The wealthy planters of Saint-Domingue once more held office; they were appointed judges; they secured good positions in the administration. Therefore they were all one in sympathy with Toussaint Louverture. And when, on November 25, 1800, he made his triumphal entrance into Cap-Français these men who, some years ago in their pride, had shown such contempt for the blacks and the mulattoes were again at his feet. A white woman compared him to Bonaparte and placed on his head a crown of laurel leaves. Toussaint Louverture acknowledged the compliment by kissing her. At the municipality he was called "Hercules," "Alexander the Great," etc.
None of these flatteries could make him forget that Roume had defied him by cancelling the decree authorizing the occupation of the Spanish portion of Saint-Domingue.
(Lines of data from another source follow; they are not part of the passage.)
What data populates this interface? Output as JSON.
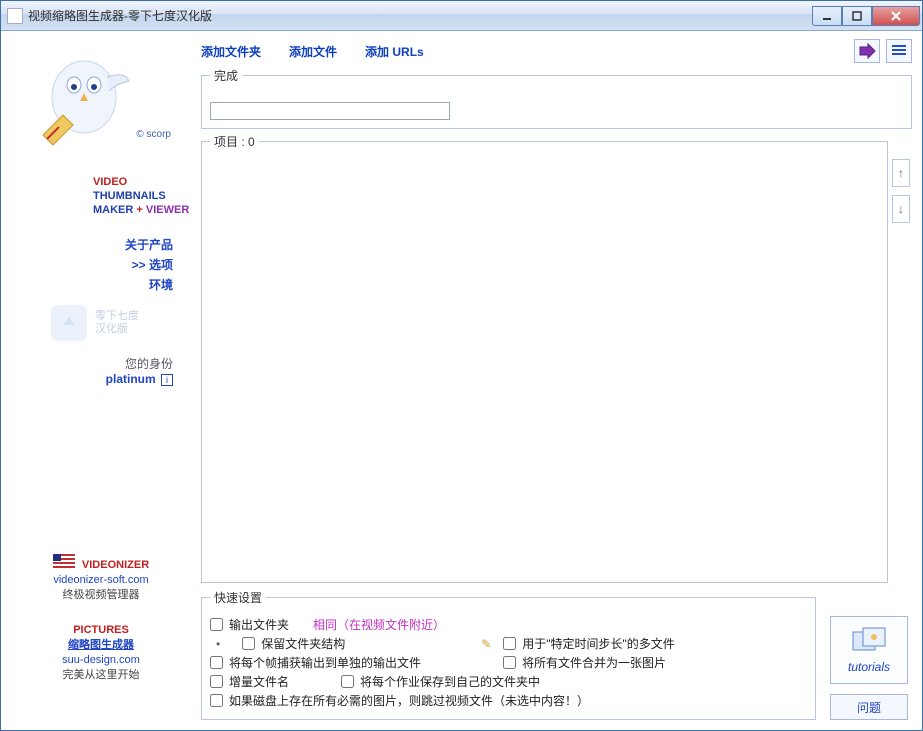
{
  "titlebar": {
    "text": "视频缩略图生成器-零下七度汉化版"
  },
  "logo": {
    "scorp": "© scorp",
    "line1": "VIDEO",
    "line2": "THUMBNAILS",
    "line3a": "MAKER",
    "line3b": "+",
    "line3c": "VIEWER"
  },
  "nav": {
    "about": "关于产品",
    "options": ">> 选项",
    "env": "环境"
  },
  "smallbox": {
    "l1": "零下七度",
    "l2": "汉化版"
  },
  "identity": {
    "l1": "您的身份",
    "plat": "platinum"
  },
  "videonizer": {
    "title": "VIDEONIZER",
    "link": "videonizer-soft.com",
    "desc": "终极视频管理器"
  },
  "pictures": {
    "title": "PICTURES",
    "sub": "缩略图生成器",
    "link": "suu-design.com",
    "desc": "完美从这里开始"
  },
  "top": {
    "addFolder": "添加文件夹",
    "addFile": "添加文件",
    "addUrls": "添加 URLs"
  },
  "fs": {
    "complete": "完成",
    "items": "项目 : 0",
    "quick": "快速设置"
  },
  "quick": {
    "outFolder": "输出文件夹",
    "same": "相同（在视频文件附近）",
    "keepStruct": "保留文件夹结构",
    "forTime": "用于\"特定时间步长\"的多文件",
    "eachFrame": "将每个帧捕获输出到单独的输出文件",
    "mergeOne": "将所有文件合并为一张图片",
    "incName": "增量文件名",
    "eachJobFolder": "将每个作业保存到自己的文件夹中",
    "skipIf": "如果磁盘上存在所有必需的图片，则跳过视频文件（未选中内容！）"
  },
  "right": {
    "tutorials": "tutorials",
    "question": "问题"
  }
}
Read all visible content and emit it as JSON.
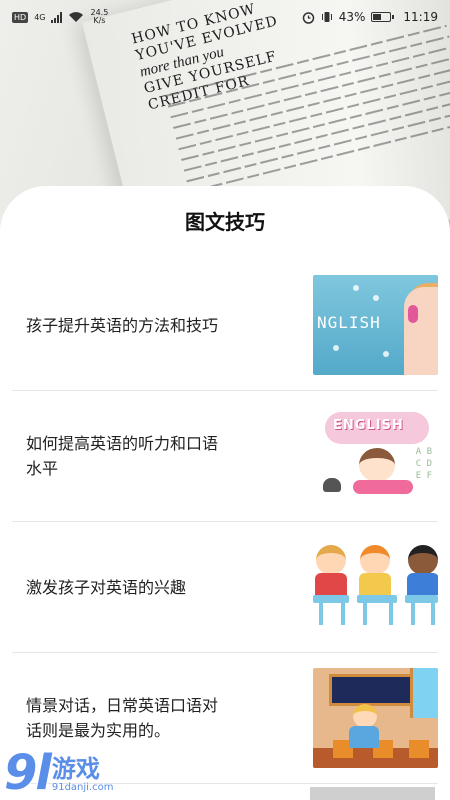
{
  "status_bar": {
    "sim": "HD",
    "network": "4G",
    "speed_value": "24.5",
    "speed_unit": "K/s",
    "battery_percent": "43%",
    "time": "11:19"
  },
  "background_book": {
    "title_line1": "HOW TO KNOW",
    "title_line2": "YOU'VE EVOLVED",
    "title_line3": "more than you",
    "title_line4": "GIVE YOURSELF",
    "title_line5": "CREDIT FOR"
  },
  "sheet": {
    "title": "图文技巧",
    "items": [
      {
        "text": "孩子提升英语的方法和技巧",
        "thumb_word": "NGLISH"
      },
      {
        "text": "如何提高英语的听力和口语水平",
        "thumb_word": "ENGLISH"
      },
      {
        "text": "激发孩子对英语的兴趣"
      },
      {
        "text": "情景对话，日常英语口语对话则是最为实用的。"
      }
    ]
  },
  "watermark": {
    "logo": "9l",
    "name": "游戏",
    "url": "91danji.com"
  }
}
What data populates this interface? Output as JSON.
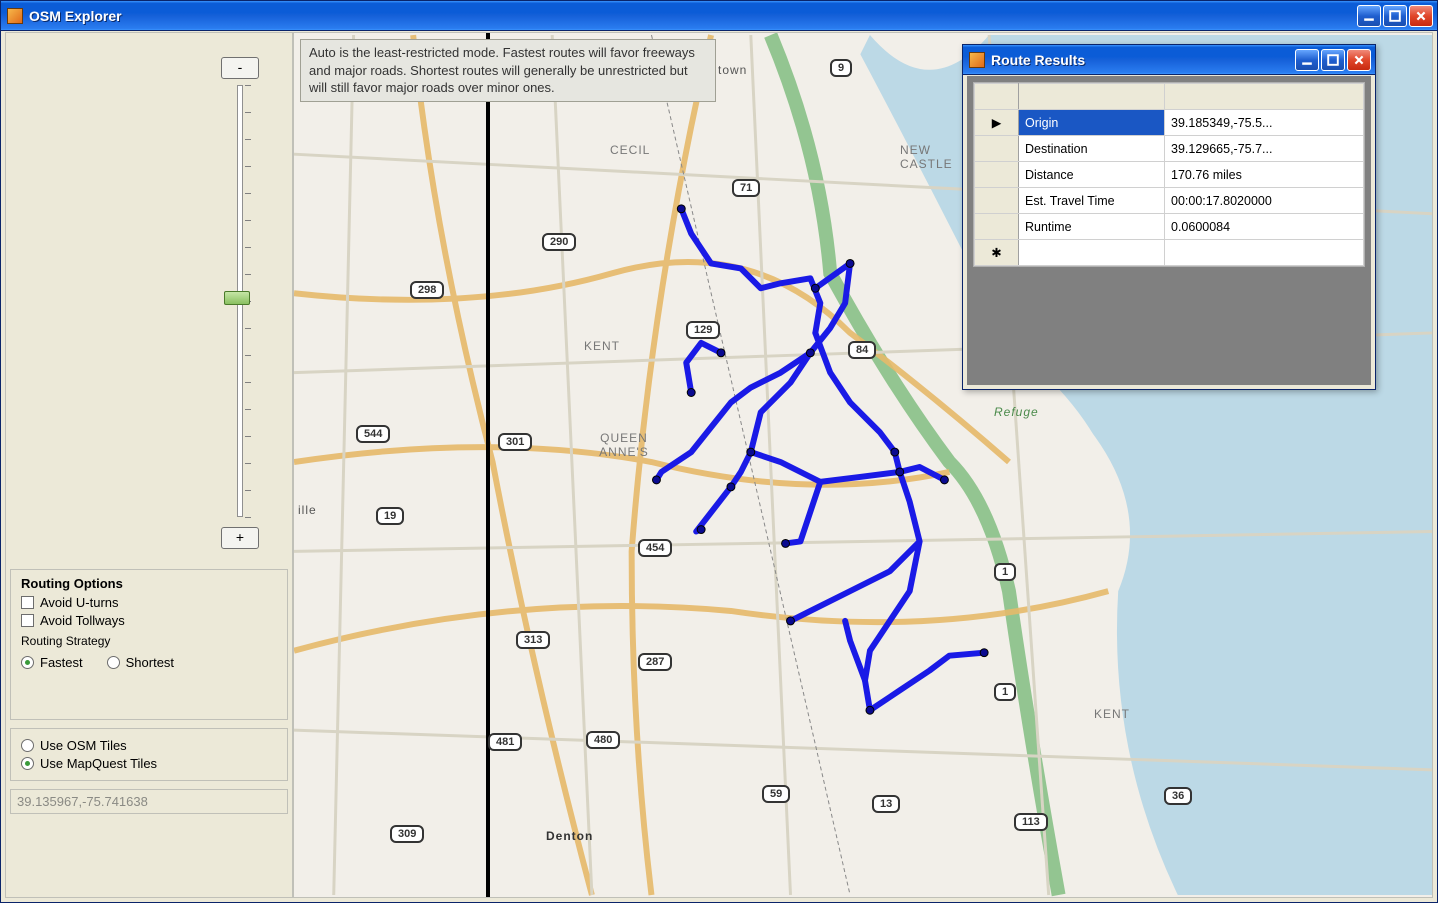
{
  "main_window": {
    "title": "OSM Explorer"
  },
  "zoom": {
    "minus": "-",
    "plus": "+"
  },
  "routing_options": {
    "title": "Routing Options",
    "avoid_uturns": "Avoid U-turns",
    "avoid_tollways": "Avoid Tollways",
    "strategy_label": "Routing Strategy",
    "fastest": "Fastest",
    "shortest": "Shortest"
  },
  "tiles": {
    "use_osm": "Use OSM Tiles",
    "use_mapquest": "Use MapQuest Tiles"
  },
  "coord_status": "39.135967,-75.741638",
  "tooltip": "Auto is the least-restricted mode. Fastest routes will favor freeways and major roads. Shortest routes will generally be unrestricted but will still favor major roads over minor ones.",
  "map_labels": {
    "cecil": "CECIL",
    "kent": "KENT",
    "queen_annes": "QUEEN ANNE'S",
    "new_castle": "NEW CASTLE",
    "kent2": "KENT",
    "refuge": "Refuge",
    "denton": "Denton",
    "ville": "ille",
    "town": "town"
  },
  "shields": {
    "s9": "9",
    "s71": "71",
    "s290": "290",
    "s298": "298",
    "s544": "544",
    "s301": "301",
    "s129": "129",
    "s84": "84",
    "s19": "19",
    "s454": "454",
    "s313": "313",
    "s287": "287",
    "s481": "481",
    "s480": "480",
    "s59": "59",
    "s309": "309",
    "s113": "113",
    "s1a": "1",
    "s1b": "1",
    "s13": "13",
    "s36": "36"
  },
  "results_window": {
    "title": "Route Results"
  },
  "results": {
    "rows": [
      {
        "key": "Origin",
        "value": "39.185349,-75.5..."
      },
      {
        "key": "Destination",
        "value": "39.129665,-75.7..."
      },
      {
        "key": "Distance",
        "value": "170.76 miles"
      },
      {
        "key": "Est. Travel Time",
        "value": "00:00:17.8020000"
      },
      {
        "key": "Runtime",
        "value": "0.0600084"
      }
    ]
  }
}
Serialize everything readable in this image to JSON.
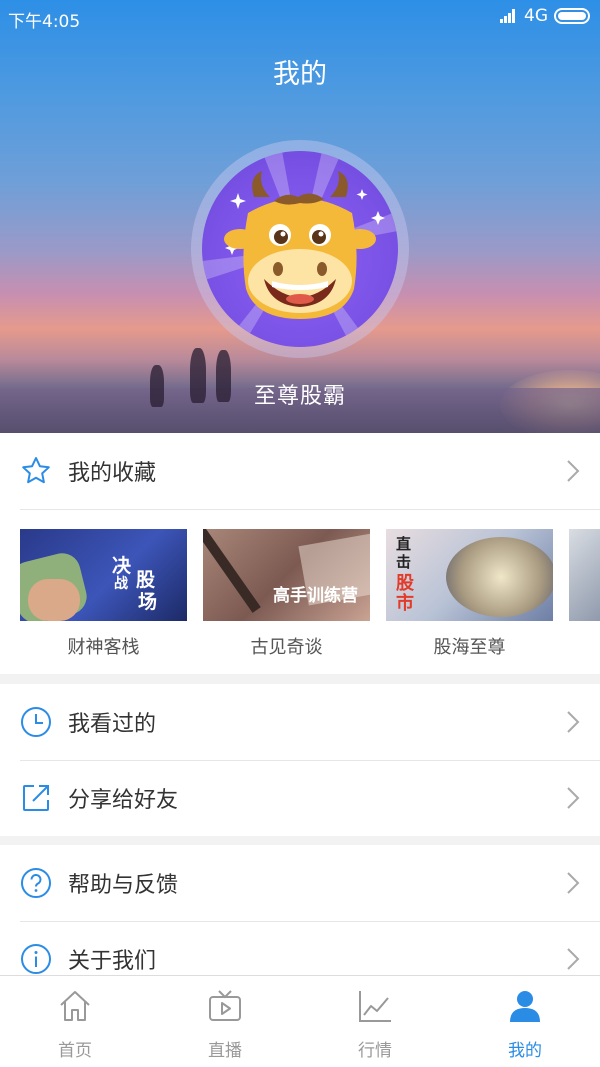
{
  "status_bar": {
    "time": "下午4:05",
    "network": "4G"
  },
  "header": {
    "title": "我的",
    "username": "至尊股霸"
  },
  "favorites": {
    "label": "我的收藏",
    "items": [
      {
        "caption": "财神客栈",
        "overlay": [
          "决",
          "战",
          "股",
          "场"
        ]
      },
      {
        "caption": "古见奇谈",
        "overlay": [
          "高手训练营"
        ]
      },
      {
        "caption": "股海至尊",
        "overlay": [
          "直",
          "击",
          "股",
          "市"
        ]
      }
    ]
  },
  "menu_group_1": [
    {
      "label": "我看过的",
      "icon": "clock-icon"
    },
    {
      "label": "分享给好友",
      "icon": "share-icon"
    }
  ],
  "menu_group_2": [
    {
      "label": "帮助与反馈",
      "icon": "help-icon"
    },
    {
      "label": "关于我们",
      "icon": "info-icon"
    }
  ],
  "tabbar": {
    "tabs": [
      {
        "label": "首页",
        "icon": "home-icon"
      },
      {
        "label": "直播",
        "icon": "tv-icon"
      },
      {
        "label": "行情",
        "icon": "chart-icon"
      },
      {
        "label": "我的",
        "icon": "user-icon",
        "active": true
      }
    ]
  },
  "colors": {
    "accent": "#2b8ce6",
    "avatar_bg": "#7a52e6",
    "mascot": "#f5b93a"
  }
}
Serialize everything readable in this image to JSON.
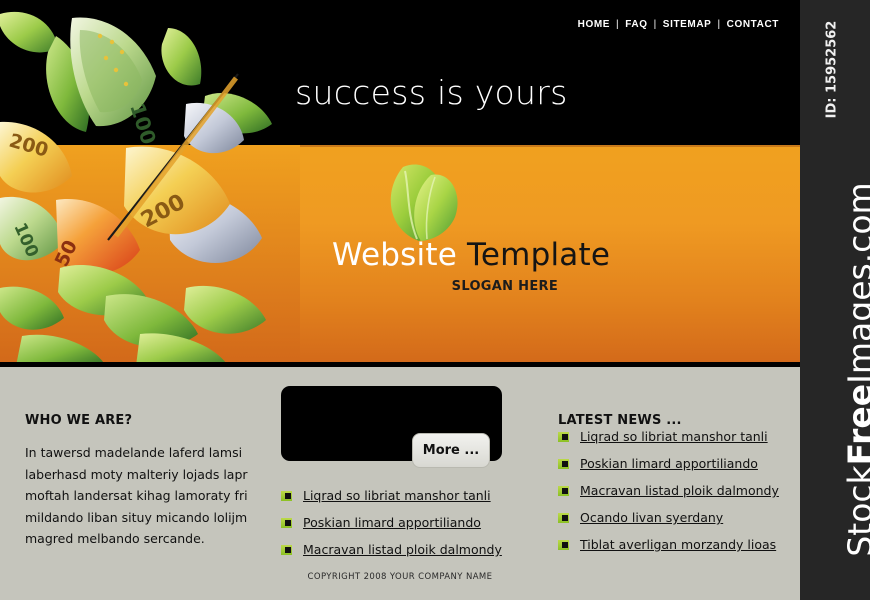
{
  "header": {
    "nav": [
      {
        "label": "HOME"
      },
      {
        "label": "FAQ"
      },
      {
        "label": "SITEMAP"
      },
      {
        "label": "CONTACT"
      }
    ],
    "separator": "|",
    "tagline": "success is yours"
  },
  "logo": {
    "title_light": "Website",
    "title_dark": " Template",
    "slogan": "SLOGAN HERE",
    "leaf_color_light": "#8ec73f",
    "leaf_color_dark": "#3f8b2e"
  },
  "colors": {
    "black": "#000000",
    "orange_top": "#f0a11f",
    "orange_bottom": "#d2681a",
    "content_grey": "#c5c5bc",
    "rail_grey": "#262626",
    "bullet_green": "#8cc024"
  },
  "content": {
    "left": {
      "title": "WHO WE ARE?",
      "body": "In tawersd madelande laferd lamsi laberhasd moty malteriy lojads lapr moftah landersat kihag lamoraty fri mildando liban situy micando lolijm magred melbando sercande."
    },
    "middle": {
      "more_label": "More ...",
      "items": [
        {
          "label": "Liqrad so libriat manshor tanli"
        },
        {
          "label": "Poskian limard apportiliando"
        },
        {
          "label": "Macravan listad ploik dalmondy"
        }
      ]
    },
    "right": {
      "title": "LATEST NEWS ...",
      "items": [
        {
          "label": "Liqrad so libriat manshor tanli"
        },
        {
          "label": "Poskian limard apportiliando"
        },
        {
          "label": "Macravan listad ploik dalmondy"
        },
        {
          "label": "Ocando livan syerdany"
        },
        {
          "label": "Tiblat averligan morzandy lioas"
        }
      ]
    }
  },
  "footer": {
    "copyright": "COPYRIGHT 2008 YOUR COMPANY NAME"
  },
  "watermark": {
    "id": "ID: 15952562",
    "brand_a": "Stock",
    "brand_b": "Free",
    "brand_c": "Images.com"
  },
  "artwork": {
    "description": "euro-banknotes-and-green-leaves-illustration",
    "notes": [
      "100",
      "200",
      "50"
    ]
  }
}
The day after his arrival at Cap-Français, on November 26, he ordered that the representative of France be relegated to Dondon until he should be recalled. General Moise was commissioned to carry out this order. At this juncture Toussaint began to feel uneasy concerning Bonaparte's attitude. Consequently he preferred to keep Roume at Saint-Domingue rather than send him to France. And in order to prevent the first Consul from being informed of the events which were taking place in the colony, he decided that in future he alone should sign the passports of those who wished to go abroad. Any persons who left the island without his permission forfeited their properties.
With a view of increasing his resources, Toussaint Louverture repealed by an act of December 12, 1800, the taxes on the plantations which were hitherto payable in natural products of the soil, and ordered that all commodities and merchandise exported from or imported into the colony be subjected to a duty of 20 per cent. A tax of 20 per cent was also levied on the renting value of all houses, on the value of all articles for home consumption. Custom-houses were thus established.
However, at the request of the Consul-General of the